BEGIN

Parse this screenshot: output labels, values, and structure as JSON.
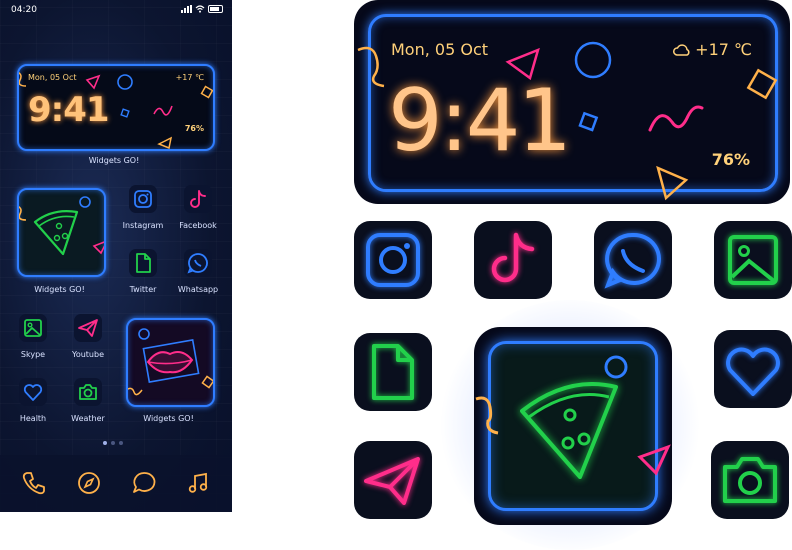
{
  "status_bar": {
    "time": "04:20"
  },
  "clock_widget": {
    "date": "Mon, 05 Oct",
    "weather": "+17 ℃",
    "time": "9:41",
    "battery": "76%"
  },
  "widget_label": "Widgets GO!",
  "phone_apps": [
    {
      "label": "Instagram",
      "icon": "instagram-icon",
      "color": "#2f7dff"
    },
    {
      "label": "Facebook",
      "icon": "tiktok-icon",
      "color": "#ff2d8a"
    },
    {
      "label": "Twitter",
      "icon": "file-icon",
      "color": "#22d04b"
    },
    {
      "label": "Whatsapp",
      "icon": "whatsapp-icon",
      "color": "#2f7dff"
    },
    {
      "label": "Skype",
      "icon": "image-icon",
      "color": "#22d04b"
    },
    {
      "label": "Youtube",
      "icon": "paper-plane-icon",
      "color": "#ff2d8a"
    },
    {
      "label": "Health",
      "icon": "heart-icon",
      "color": "#2f7dff"
    },
    {
      "label": "Weather",
      "icon": "camera-icon",
      "color": "#22d04b"
    }
  ],
  "dock": [
    "phone-icon",
    "compass-icon",
    "chat-icon",
    "music-icon"
  ],
  "colors": {
    "blue": "#2f7dff",
    "pink": "#ff2d8a",
    "green": "#22d04b",
    "orange": "#ffb14a"
  }
}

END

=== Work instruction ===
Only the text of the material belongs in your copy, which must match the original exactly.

=== Response to this task ===
Parse this screenshot: output labels, values, and structure as JSON.
{
  "status_bar": {
    "time": "04:20"
  },
  "clock_widget": {
    "date": "Mon, 05 Oct",
    "weather": "+17 ℃",
    "time": "9:41",
    "battery": "76%"
  },
  "widget_label": "Widgets GO!",
  "phone_apps": [
    {
      "label": "Instagram",
      "icon": "instagram-icon",
      "color": "#2f7dff"
    },
    {
      "label": "Facebook",
      "icon": "tiktok-icon",
      "color": "#ff2d8a"
    },
    {
      "label": "Twitter",
      "icon": "file-icon",
      "color": "#22d04b"
    },
    {
      "label": "Whatsapp",
      "icon": "whatsapp-icon",
      "color": "#2f7dff"
    },
    {
      "label": "Skype",
      "icon": "image-icon",
      "color": "#22d04b"
    },
    {
      "label": "Youtube",
      "icon": "paper-plane-icon",
      "color": "#ff2d8a"
    },
    {
      "label": "Health",
      "icon": "heart-icon",
      "color": "#2f7dff"
    },
    {
      "label": "Weather",
      "icon": "camera-icon",
      "color": "#22d04b"
    }
  ],
  "dock": [
    "phone-icon",
    "compass-icon",
    "chat-icon",
    "music-icon"
  ],
  "colors": {
    "blue": "#2f7dff",
    "pink": "#ff2d8a",
    "green": "#22d04b",
    "orange": "#ffb14a"
  }
}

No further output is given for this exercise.